Where can I find Melbourne Cup betting promotions?
You will be able to find Melbourne Cup betting promotional offers on the operators’ websites, as the event gets closer. Unfortunately, due to regulations, online bookmakers operating in Australia cannot show promotional offers to unregistered users. On the plus side, articles such as this one can help you by providing you with relevant information and comparison of different offers so you can get the most out of your Melbourne Cup betting experience.
Who won the Melbourne Cup 2018?
Last year’s Melbourne Cup winner was Cross Counter. He had the third lowest Melbourne Cup odds in 2018, which made him the third favourite.
Melbourne Cup Live Streaming
Since Melbourne Cup keeps growing in popularity, it’s no surprise that audiences worldwide want to have the chance to watch it live. Fortunately, TV networks are listening to the demand and there are now more and more opportunities to watch it.
In Australia, live streaming will be offered by Channel 7 both on TV and their online service 7Plus. Foxtel users will also be able to watch it through the Sky Channel, as well as on Foxtel’s proprietary online streaming service and the Foxtel Go app. Finally, a number of bookmakers will include the race into their live streaming service. However, the service will usually be made available only to customers who have placed a deposit.
Overseas, people living in the United Kingdom and Ireland will be able to watch the match live through Sky Racing and New Zealanders can watch it on Racing.com and Sky Racing. People living in other countries will have to check with their local channels.
How many races are held during the Melbourne Cup day?
If you had the impression that there is only one race being held during the event, you couldn’t be further away from the truth. Part of what makes the race so big is the fact that there are 8 days of events surrounding it called the Melbourne Cup Carnival. Although each of the days is filled with races and events, the main race is held during the Melbourne Cup day.
In total, there are ten races held on the Melbourne Cup day. The first race starts at 11 am, while the last one is at 5:20 pm. There are 40-minute breaks between races, with the exception being the Melbourne Cup itself, with an hour break before and after due to additional formal preparations.
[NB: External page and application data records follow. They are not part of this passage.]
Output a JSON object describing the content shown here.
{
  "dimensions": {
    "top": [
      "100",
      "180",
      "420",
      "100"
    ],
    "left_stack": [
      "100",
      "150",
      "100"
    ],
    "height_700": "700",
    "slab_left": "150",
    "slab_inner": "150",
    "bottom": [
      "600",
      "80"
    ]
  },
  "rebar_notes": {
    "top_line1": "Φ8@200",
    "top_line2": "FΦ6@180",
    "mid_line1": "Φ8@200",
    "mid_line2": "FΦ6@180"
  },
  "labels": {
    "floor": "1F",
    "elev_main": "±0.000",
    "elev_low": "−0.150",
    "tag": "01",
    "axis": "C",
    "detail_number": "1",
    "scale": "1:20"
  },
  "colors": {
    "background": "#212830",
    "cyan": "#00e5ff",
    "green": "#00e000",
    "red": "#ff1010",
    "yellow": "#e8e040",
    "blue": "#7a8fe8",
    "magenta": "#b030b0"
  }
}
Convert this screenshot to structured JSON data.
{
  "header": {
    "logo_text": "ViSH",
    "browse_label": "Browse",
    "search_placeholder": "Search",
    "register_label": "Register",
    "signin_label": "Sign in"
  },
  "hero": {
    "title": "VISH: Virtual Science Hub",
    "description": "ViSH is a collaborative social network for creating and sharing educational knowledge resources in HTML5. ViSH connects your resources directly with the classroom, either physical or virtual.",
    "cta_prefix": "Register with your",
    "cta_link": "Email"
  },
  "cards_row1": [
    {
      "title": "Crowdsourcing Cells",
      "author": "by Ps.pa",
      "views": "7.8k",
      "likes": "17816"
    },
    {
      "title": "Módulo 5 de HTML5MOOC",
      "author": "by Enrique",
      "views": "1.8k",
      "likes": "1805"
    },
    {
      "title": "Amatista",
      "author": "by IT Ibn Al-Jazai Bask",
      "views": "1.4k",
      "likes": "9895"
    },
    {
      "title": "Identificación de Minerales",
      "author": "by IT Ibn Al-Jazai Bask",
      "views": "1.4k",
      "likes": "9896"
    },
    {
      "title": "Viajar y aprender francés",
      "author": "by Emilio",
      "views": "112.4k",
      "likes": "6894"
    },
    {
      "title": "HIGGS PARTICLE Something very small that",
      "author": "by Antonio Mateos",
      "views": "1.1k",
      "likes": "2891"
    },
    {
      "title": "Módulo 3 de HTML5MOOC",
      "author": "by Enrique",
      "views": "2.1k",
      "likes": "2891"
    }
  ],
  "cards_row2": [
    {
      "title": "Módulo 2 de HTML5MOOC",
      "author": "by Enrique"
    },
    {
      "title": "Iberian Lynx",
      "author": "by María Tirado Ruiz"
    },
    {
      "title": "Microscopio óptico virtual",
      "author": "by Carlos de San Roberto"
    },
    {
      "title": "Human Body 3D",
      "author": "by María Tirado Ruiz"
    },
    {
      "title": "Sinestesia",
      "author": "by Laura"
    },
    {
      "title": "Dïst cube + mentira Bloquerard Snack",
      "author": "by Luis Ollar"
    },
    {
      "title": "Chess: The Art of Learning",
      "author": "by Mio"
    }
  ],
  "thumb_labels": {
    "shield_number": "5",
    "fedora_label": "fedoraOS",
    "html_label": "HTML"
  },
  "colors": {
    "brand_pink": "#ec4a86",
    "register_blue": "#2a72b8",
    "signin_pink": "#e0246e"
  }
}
How many horses participate in the Melbourne Cup?
Due to the safety limit, the current maximum allowed a number of participating horses is 24. However, in the past, there have been races with more participants, the largest one having as many as 39 horses racing in 1890.